Polish model of system transformation and its flexible approach to privatization of state-owned enterprises appeared to be successful. While the vast majority of East European countries as well as Russia suffered a GDP contraction, Poland goes on ahead, though at a slower pace. The article analyses concepts and mechanisms of privatization in Poland, reveals its strong points and opportunities which may provide Russian decision-makers with a necessary insight to develop strategies under Russian reality.
Researchers of the Russian economy have unanimously identified the most important features of stock ownership and control (NССG 2008: 12-16). First, the concentration of capital in the corporate sector resulting from its aggressive redistribution for more than 15 years tends to be high. Secondly, the high concentration of ownership affected the development of corporate control and evolution of the mechanisms of corporate governance. This high concentration provides the basis for control by the majority shareholder or a consolidated group of such shareholders exercised by various formal and informal means. Majority shareholders are constrained only by the need to comply with the formal legal provisions and often imitate the activities of intra-corporate tools.
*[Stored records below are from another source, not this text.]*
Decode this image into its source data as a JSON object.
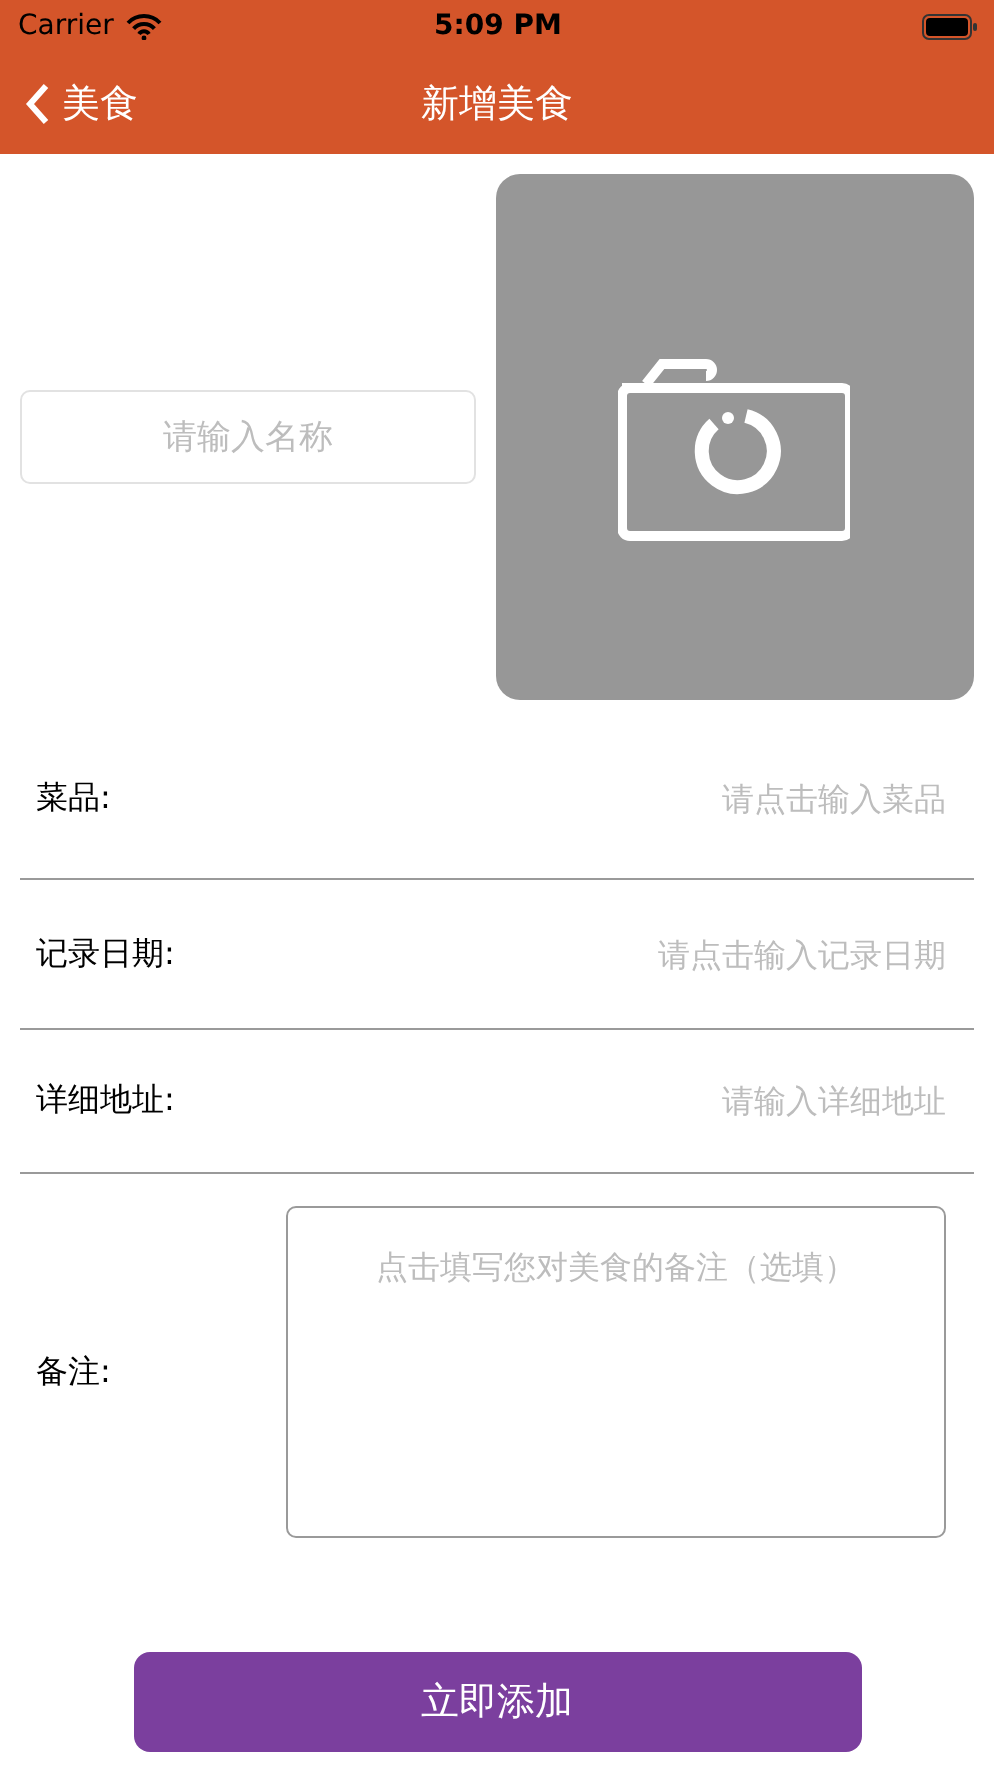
{
  "status_bar": {
    "carrier": "Carrier",
    "time": "5:09 PM"
  },
  "nav": {
    "back": "美食",
    "title": "新增美食"
  },
  "name_field": {
    "placeholder": "请输入名称"
  },
  "photo": {
    "kind": "camera_placeholder"
  },
  "rows": [
    {
      "label": "菜品:",
      "placeholder": "请点击输入菜品"
    },
    {
      "label": "记录日期:",
      "placeholder": "请点击输入记录日期"
    },
    {
      "label": "详细地址:",
      "placeholder": "请输入详细地址"
    }
  ],
  "note": {
    "label": "备注:",
    "placeholder": "点击填写您对美食的备注（选填）"
  },
  "submit": "立即添加"
}
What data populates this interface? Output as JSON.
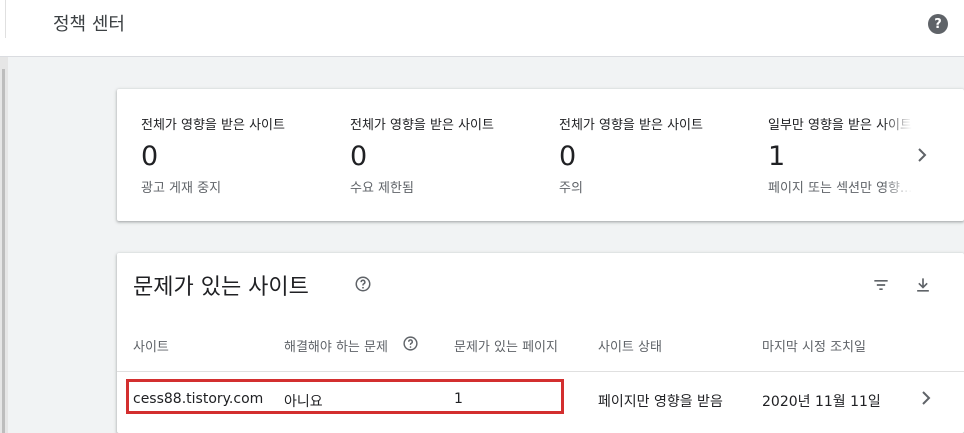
{
  "header": {
    "title": "정책 센터",
    "help_symbol": "?"
  },
  "summary_cards": [
    {
      "heading": "전체가 영향을 받은 사이트",
      "value": "0",
      "caption": "광고 게재 중지"
    },
    {
      "heading": "전체가 영향을 받은 사이트",
      "value": "0",
      "caption": "수요 제한됨"
    },
    {
      "heading": "전체가 영향을 받은 사이트",
      "value": "0",
      "caption": "주의"
    },
    {
      "heading": "일부만 영향을 받은 사이트",
      "value": "1",
      "caption": "페이지 또는 섹션만 영향..."
    }
  ],
  "issues_section": {
    "title": "문제가 있는 사이트",
    "columns": {
      "site": "사이트",
      "issue_to_fix": "해결해야 하는 문제",
      "pages_with_issues": "문제가 있는 페이지",
      "site_status": "사이트 상태",
      "last_enforcement": "마지막 시정 조치일"
    },
    "rows": [
      {
        "site": "cess88.tistory.com",
        "issue_to_fix": "아니요",
        "pages_with_issues": "1",
        "site_status": "페이지만 영향을 받음",
        "last_enforcement": "2020년 11월 11일"
      }
    ]
  },
  "icons": {
    "help": "help-circle-icon",
    "next": "chevron-right-icon",
    "filter": "filter-icon",
    "download": "download-icon",
    "info": "help-outline-icon"
  },
  "colors": {
    "highlight_border": "#d32f2f",
    "background": "#f1f3f4",
    "secondary_text": "#5f6368"
  }
}
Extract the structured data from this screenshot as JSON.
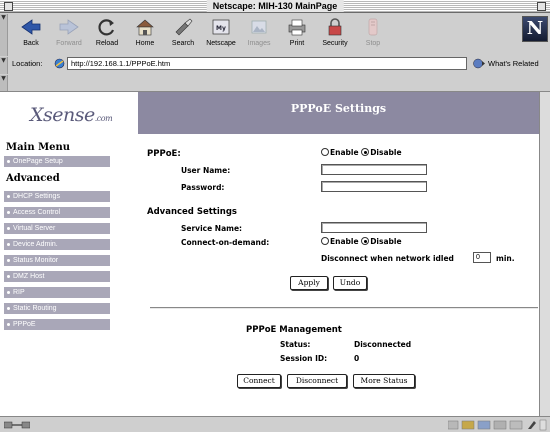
{
  "window": {
    "title": "Netscape: MIH-130 MainPage"
  },
  "toolbar": {
    "back": "Back",
    "forward": "Forward",
    "reload": "Reload",
    "home": "Home",
    "search": "Search",
    "netscape": "Netscape",
    "images": "Images",
    "print": "Print",
    "security": "Security",
    "stop": "Stop"
  },
  "location": {
    "label": "Location:",
    "url": "http://192.168.1.1/PPPoE.htm",
    "whats_related": "What's Related"
  },
  "logo": {
    "brand": "Xsense",
    "suffix": ".com"
  },
  "header": {
    "title": "PPPoE Settings"
  },
  "sidebar": {
    "main_menu": "Main Menu",
    "onepage_setup": "OnePage Setup",
    "advanced": "Advanced",
    "items": [
      "DHCP Settings",
      "Access Control",
      "Virtual Server",
      "Device Admin.",
      "Status Monitor",
      "DMZ Host",
      "RIP",
      "Static Routing",
      "PPPoE"
    ]
  },
  "form": {
    "pppoe_label": "PPPoE:",
    "enable": "Enable",
    "disable": "Disable",
    "pppoe_mode": "Disable",
    "user_name_label": "User Name:",
    "user_name_value": "",
    "password_label": "Password:",
    "password_value": "",
    "advanced_heading": "Advanced Settings",
    "service_name_label": "Service Name:",
    "service_name_value": "",
    "cod_label": "Connect-on-demand:",
    "cod_mode": "Disable",
    "idle_prefix": "Disconnect when network idled",
    "idle_value": "0",
    "idle_suffix": "min.",
    "apply": "Apply",
    "undo": "Undo"
  },
  "management": {
    "title": "PPPoE Management",
    "status_label": "Status:",
    "status_value": "Disconnected",
    "session_label": "Session ID:",
    "session_value": "0",
    "connect": "Connect",
    "disconnect": "Disconnect",
    "more_status": "More Status"
  },
  "colors": {
    "header_band": "#8c89a1",
    "menu_item_bg": "#a9a7b8",
    "chrome": "#cfcfcf"
  }
}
The authors explore mechanisms, which help practice partnership relations between the state and private business, and show that partnership projects are part of privatization and nationalization variants.
The author analyzes the most widely applied risk management standards in Russia, emphasizing the lack of a clear system for operational risk management. Reviewing the challenges emerging on European markets due to the introduction of the Solvency II directive, he suggests approaches to the solution of possible problems for Russian insurers.
портовый менеджмент, показатели деятельности, анализ эффективности, система учета, распределение издержек, методы анализа деятельности портовой системы
At present many industries reveal tendency for setting up of vertically integrated companies (VIC) the structure of which unites all technological processes. This tendency proved its efficiency in oil industry where coordination of all successive stages of technological process, namely, oil prospecting and production -oil transportation - oil processing - oil chemistry - oil products and oil chemicals marketing, is necessary. The article considers specific features of introduction of "personnel management" module at enterprises of oil and gas industry.
vertically integrated companies; personnel management